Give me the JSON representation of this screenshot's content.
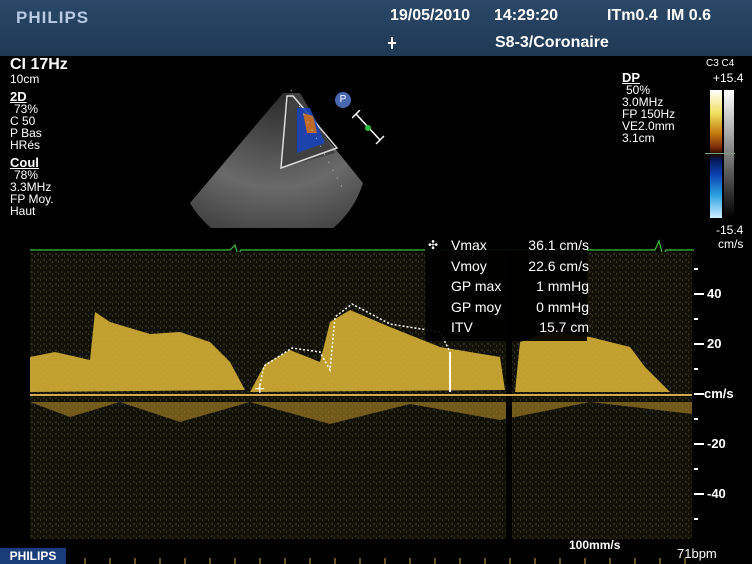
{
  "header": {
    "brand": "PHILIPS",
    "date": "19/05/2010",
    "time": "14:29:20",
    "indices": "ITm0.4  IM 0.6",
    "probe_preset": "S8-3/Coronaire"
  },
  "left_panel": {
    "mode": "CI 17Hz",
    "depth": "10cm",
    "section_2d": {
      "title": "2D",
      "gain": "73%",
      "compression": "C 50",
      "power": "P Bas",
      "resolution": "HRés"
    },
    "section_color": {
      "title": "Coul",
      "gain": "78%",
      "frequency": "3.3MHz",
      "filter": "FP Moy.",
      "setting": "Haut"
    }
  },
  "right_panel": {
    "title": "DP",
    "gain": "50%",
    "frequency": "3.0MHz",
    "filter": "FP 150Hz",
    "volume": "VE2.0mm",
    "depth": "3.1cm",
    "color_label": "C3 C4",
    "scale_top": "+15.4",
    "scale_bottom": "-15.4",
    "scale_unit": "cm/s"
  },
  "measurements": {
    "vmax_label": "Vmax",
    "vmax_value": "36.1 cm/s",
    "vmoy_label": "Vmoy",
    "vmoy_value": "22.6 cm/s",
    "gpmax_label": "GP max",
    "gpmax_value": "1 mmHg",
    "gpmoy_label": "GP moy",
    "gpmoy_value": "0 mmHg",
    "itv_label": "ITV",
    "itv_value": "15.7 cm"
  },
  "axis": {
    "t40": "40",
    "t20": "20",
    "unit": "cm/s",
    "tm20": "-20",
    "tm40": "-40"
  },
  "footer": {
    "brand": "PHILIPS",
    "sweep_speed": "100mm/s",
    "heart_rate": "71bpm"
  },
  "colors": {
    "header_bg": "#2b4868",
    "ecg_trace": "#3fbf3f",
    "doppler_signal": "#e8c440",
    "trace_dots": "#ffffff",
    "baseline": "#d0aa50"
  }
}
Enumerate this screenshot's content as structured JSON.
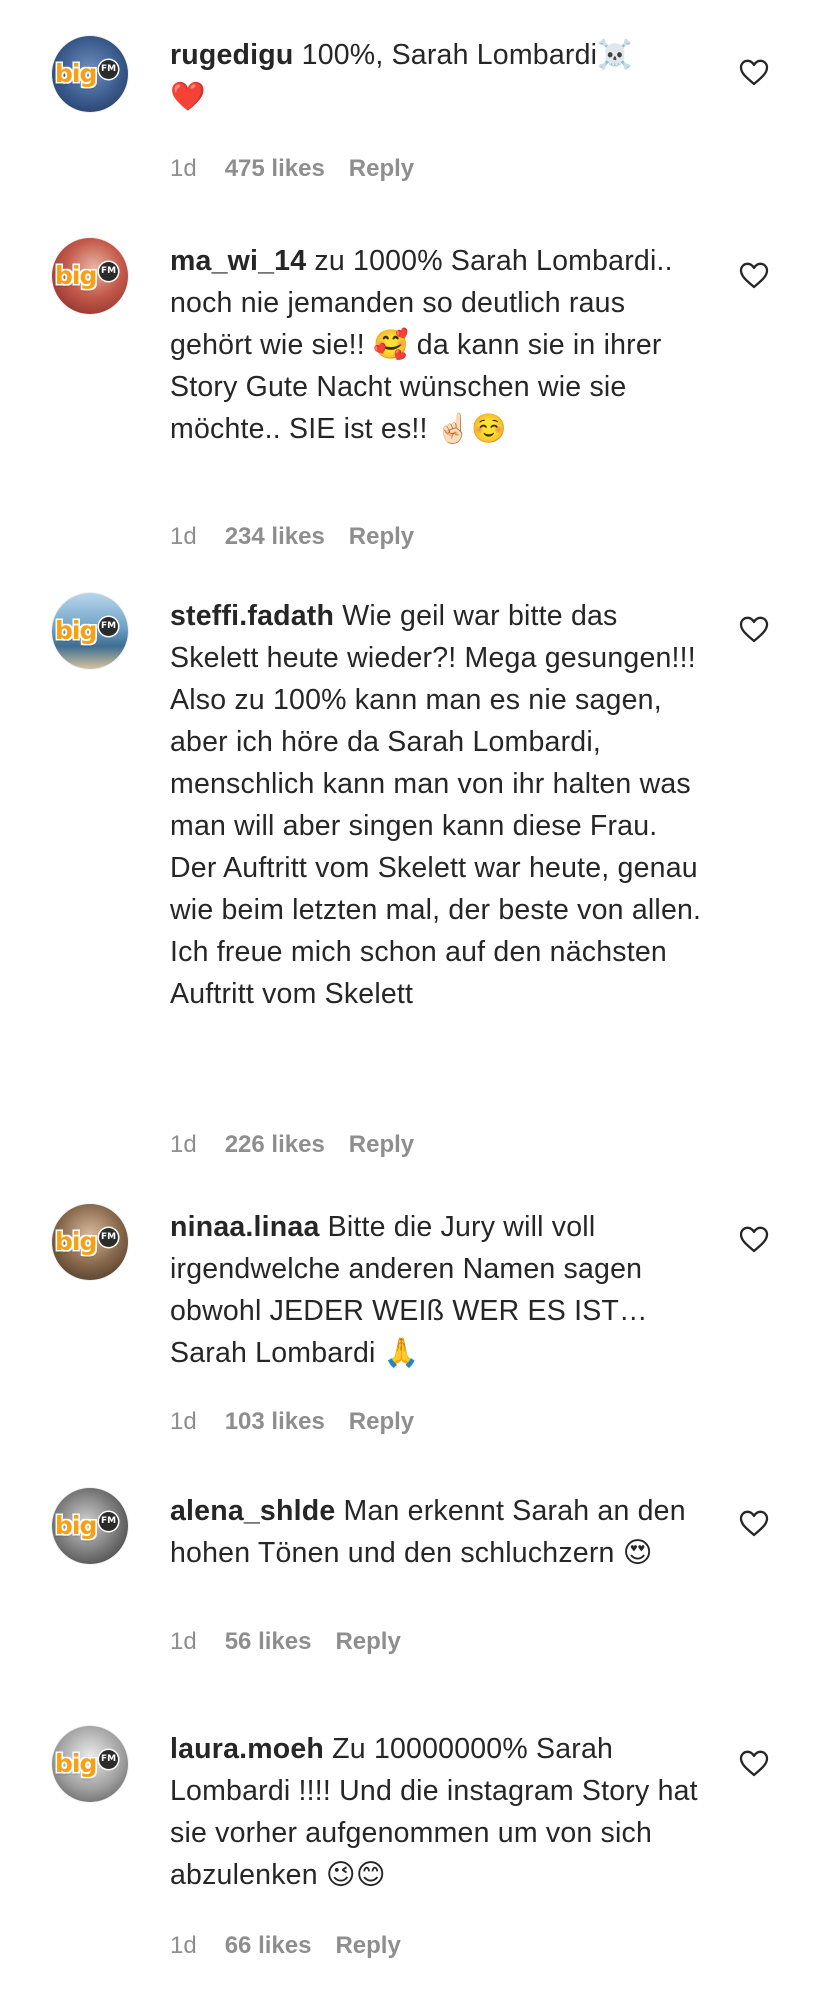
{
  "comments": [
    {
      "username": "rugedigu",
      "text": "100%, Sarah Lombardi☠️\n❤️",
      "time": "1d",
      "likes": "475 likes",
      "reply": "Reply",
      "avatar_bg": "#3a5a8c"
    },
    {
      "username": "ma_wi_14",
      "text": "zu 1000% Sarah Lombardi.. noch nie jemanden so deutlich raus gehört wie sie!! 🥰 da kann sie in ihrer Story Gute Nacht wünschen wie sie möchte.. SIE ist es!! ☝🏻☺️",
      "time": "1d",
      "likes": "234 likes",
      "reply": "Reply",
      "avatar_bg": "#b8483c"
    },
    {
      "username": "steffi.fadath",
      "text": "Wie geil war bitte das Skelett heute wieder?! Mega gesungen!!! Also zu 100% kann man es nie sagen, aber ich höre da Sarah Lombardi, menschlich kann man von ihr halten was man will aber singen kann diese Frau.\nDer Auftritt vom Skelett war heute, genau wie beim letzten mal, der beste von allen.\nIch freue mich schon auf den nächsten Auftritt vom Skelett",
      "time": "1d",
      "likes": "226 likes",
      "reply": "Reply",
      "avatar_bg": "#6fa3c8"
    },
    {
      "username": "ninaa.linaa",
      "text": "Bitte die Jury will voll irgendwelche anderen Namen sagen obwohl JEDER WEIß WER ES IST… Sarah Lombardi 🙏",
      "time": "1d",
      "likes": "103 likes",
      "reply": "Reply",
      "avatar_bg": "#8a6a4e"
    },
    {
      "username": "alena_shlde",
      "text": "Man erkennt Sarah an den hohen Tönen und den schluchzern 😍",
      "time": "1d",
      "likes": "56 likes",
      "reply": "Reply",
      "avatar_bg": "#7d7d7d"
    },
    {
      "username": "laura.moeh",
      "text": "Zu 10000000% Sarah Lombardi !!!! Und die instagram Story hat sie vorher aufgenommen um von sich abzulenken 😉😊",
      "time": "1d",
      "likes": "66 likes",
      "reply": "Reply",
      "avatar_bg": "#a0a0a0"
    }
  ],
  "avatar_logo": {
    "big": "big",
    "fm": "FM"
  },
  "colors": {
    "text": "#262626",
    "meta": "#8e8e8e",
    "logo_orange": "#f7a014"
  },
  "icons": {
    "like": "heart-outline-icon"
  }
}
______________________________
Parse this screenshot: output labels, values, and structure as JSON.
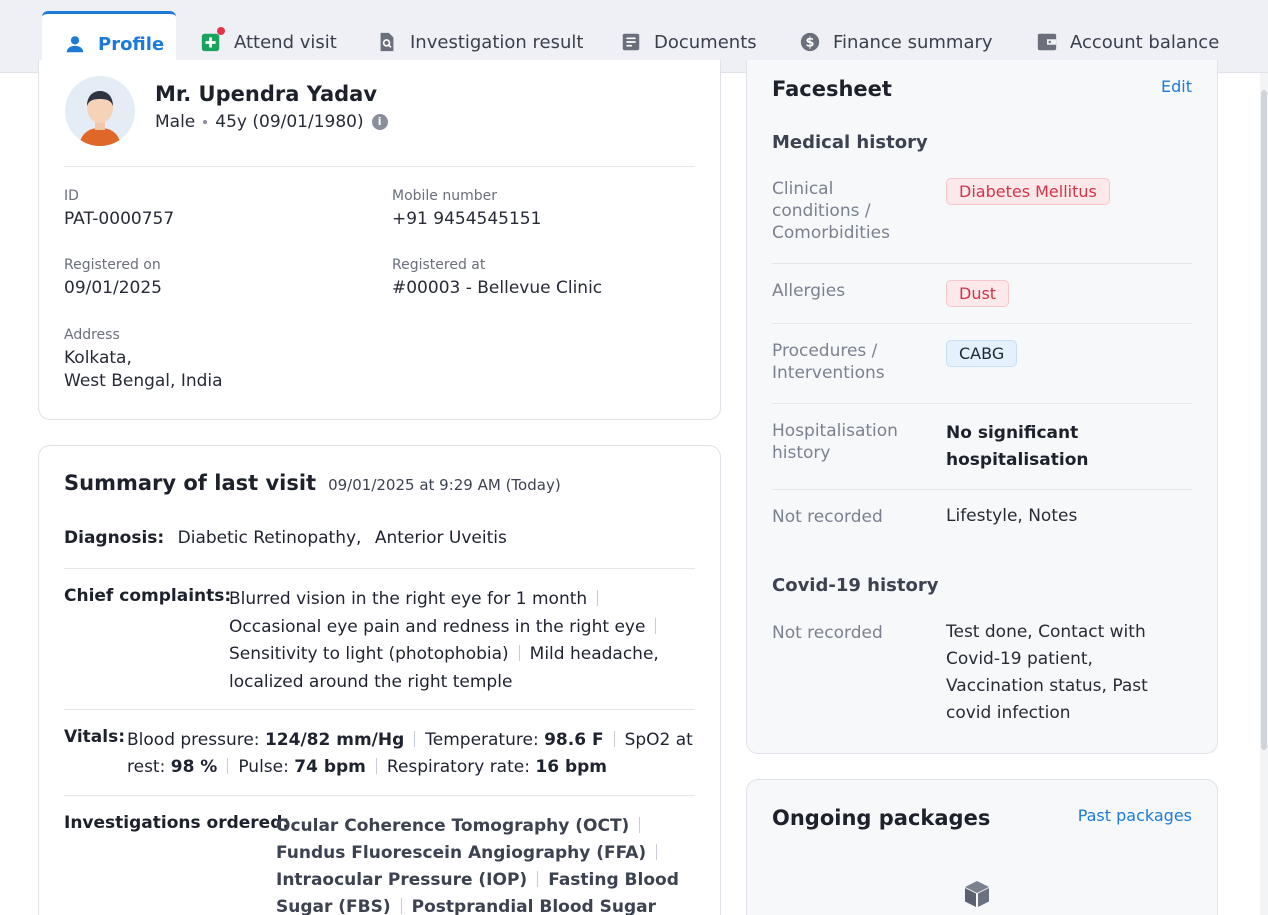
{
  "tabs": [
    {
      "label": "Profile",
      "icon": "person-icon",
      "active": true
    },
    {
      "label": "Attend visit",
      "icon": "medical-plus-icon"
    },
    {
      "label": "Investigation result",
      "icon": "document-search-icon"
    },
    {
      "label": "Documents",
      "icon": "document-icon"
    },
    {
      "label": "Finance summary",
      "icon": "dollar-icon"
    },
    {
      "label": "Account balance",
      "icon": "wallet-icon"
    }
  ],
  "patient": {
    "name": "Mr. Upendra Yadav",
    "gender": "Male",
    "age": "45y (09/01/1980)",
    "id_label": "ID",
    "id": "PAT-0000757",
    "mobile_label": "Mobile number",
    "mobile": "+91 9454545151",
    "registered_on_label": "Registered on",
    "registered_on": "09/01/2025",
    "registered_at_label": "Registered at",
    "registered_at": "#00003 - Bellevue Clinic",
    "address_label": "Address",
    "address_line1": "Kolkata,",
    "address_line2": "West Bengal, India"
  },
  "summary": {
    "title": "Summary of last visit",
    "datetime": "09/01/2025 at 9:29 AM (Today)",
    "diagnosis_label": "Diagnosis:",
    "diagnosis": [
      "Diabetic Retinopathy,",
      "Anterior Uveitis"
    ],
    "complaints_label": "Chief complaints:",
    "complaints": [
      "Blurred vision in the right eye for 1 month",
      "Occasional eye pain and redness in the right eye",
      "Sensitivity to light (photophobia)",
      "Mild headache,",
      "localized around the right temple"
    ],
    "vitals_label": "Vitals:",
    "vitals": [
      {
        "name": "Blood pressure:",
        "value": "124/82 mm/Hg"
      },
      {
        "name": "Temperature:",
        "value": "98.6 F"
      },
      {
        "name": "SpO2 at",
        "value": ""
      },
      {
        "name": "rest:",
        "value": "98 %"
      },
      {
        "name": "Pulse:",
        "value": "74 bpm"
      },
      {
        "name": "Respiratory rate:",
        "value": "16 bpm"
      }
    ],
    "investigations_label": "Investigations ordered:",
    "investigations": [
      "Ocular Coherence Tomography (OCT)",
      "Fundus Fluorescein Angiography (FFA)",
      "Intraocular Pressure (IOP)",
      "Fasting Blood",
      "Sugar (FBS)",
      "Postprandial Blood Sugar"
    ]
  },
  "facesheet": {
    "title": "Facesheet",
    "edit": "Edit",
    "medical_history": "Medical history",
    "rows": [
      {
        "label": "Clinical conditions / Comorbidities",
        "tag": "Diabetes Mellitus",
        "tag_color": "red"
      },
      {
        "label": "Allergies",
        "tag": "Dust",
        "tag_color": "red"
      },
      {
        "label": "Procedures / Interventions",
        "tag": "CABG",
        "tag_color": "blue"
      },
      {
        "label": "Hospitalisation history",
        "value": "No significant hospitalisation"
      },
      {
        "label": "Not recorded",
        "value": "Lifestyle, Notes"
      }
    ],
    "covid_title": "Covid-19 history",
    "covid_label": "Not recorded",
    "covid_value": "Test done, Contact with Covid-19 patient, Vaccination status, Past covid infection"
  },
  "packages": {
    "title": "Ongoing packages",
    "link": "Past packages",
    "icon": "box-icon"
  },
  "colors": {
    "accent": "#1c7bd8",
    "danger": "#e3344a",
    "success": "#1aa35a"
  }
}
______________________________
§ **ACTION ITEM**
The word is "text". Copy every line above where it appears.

§ **SOLUTION FOR THIS TASK**
      "text": "100%, Sarah Lombardi☠️\n❤️",
      "text": "zu 1000% Sarah Lombardi.. noch nie jemanden so deutlich raus gehört wie sie!! 🥰 da kann sie in ihrer Story Gute Nacht wünschen wie sie möchte.. SIE ist es!! ☝🏻☺️",
      "text": "Wie geil war bitte das Skelett heute wieder?! Mega gesungen!!! Also zu 100% kann man es nie sagen, aber ich höre da Sarah Lombardi, menschlich kann man von ihr halten was man will aber singen kann diese Frau.\nDer Auftritt vom Skelett war heute, genau wie beim letzten mal, der beste von allen.\nIch freue mich schon auf den nächsten Auftritt vom Skelett",
      "text": "Bitte die Jury will voll irgendwelche anderen Namen sagen obwohl JEDER WEIß WER ES IST… Sarah Lombardi 🙏",
      "text": "Man erkennt Sarah an den hohen Tönen und den schluchzern 😍",
      "text": "Zu 10000000% Sarah Lombardi !!!! Und die instagram Story hat sie vorher aufgenommen um von sich abzulenken 😉😊",
    "text": "#262626",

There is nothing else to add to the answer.